I have once again started preparing my two and a half year old son for time without Mummy, Daddy or Grandma and Grandpa. Recently he moved from a class of small, mostly mute, doe-eyed one to two year olds into the more mature and progressive in potty training three year old nursery class where words are spoken in broken sentences and teaching staff are less about cuddles and more about beginning the development of toddler maturity that will see a once crying infant leave the nursery doors as a young child ready to make its way through the education system. The move has not been a good one and in fact, I am again faced with the traumatising dramatics that is the nursery school 'drop off'. We battled this at the start of the nursery initiation for a prolonged period and here we are again. The look of utter distress when he realises that I am leaving him with these people, again! The sudden tightening of his small hand in mine and the scream that seems to come from the depths of his very being. Separation anxiety has once again reared its ugly head.

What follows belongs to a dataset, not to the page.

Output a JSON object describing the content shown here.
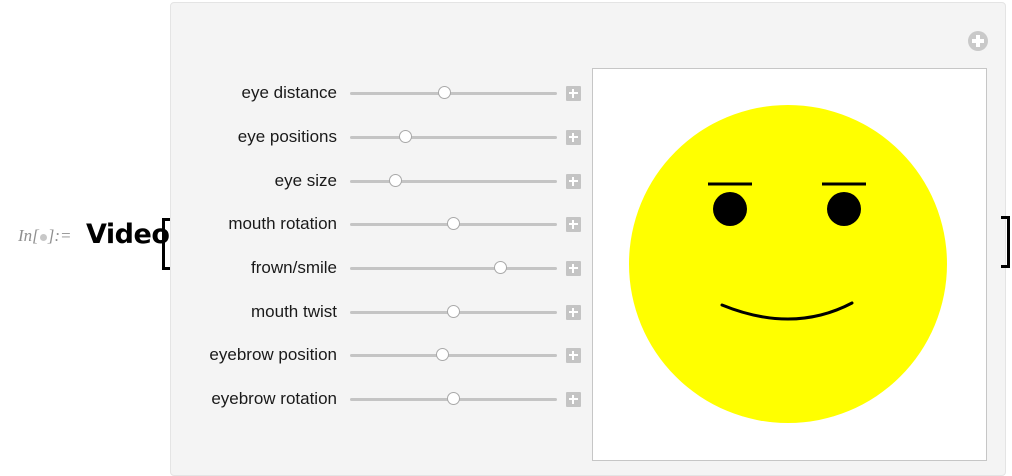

As soon as I strap my two babes into their car seats and begin the journey to school, I deliver a commentary that mostly consists of primary and nursery school positives. Focusing on the latter, I talk of the scrumptious breakfast cereals (cornflakes and weetabix) the other two to three year olds who are desperately waiting to hold his hand and do painting, colouring and reading and the teachers who simply cannot wait to help him with a multitude of fun-filled activities. This carefully delivered verbal massage is my way of preparing the youngest for his new nursery class – same nursery, but new class. The move up a year has revived his feelings of fear and abandonment, it is noticeable as soon we step up to the nursery front door.
My first son seemed to ease into the these transitions with such carefree nonchalance, that I recall wondering at the time if he had any sort of feelings for me at all. Just my luck to have two children on the opposite ends of the attachment spectrum.
My prep work fails miserably every time and nevertheless, I walk away from the nursery feeling a little put out, but to be honest, not greatly distressed. Do I shed a tear as I head off? I don't think so. My boy is in safe hands, he gets to interact with other children of his own age and more importantly, I get to be a person in my own right. I work three days a week and I am determined to take these recent episodes of obvious stress with a pinch of salt. The fact is and remains that even with the tears and sadness I must remain focused on the prize that is my own mental, spiritual and financial emotional stability and this comes with having the best of both - a career and two wonderful children to nurture and develop. Both of my roles are part-time, mother and employee, and at times child and career must pay the price for neither receive my full and undivided attention. There are challenges for parents and guardians across the spectrum of care arrangements. You can never really ‘win’ but I do know that my current set up is the healthiest option for me. My little one may scream at the drop off, but our time together is precious and purposeful, need I say more.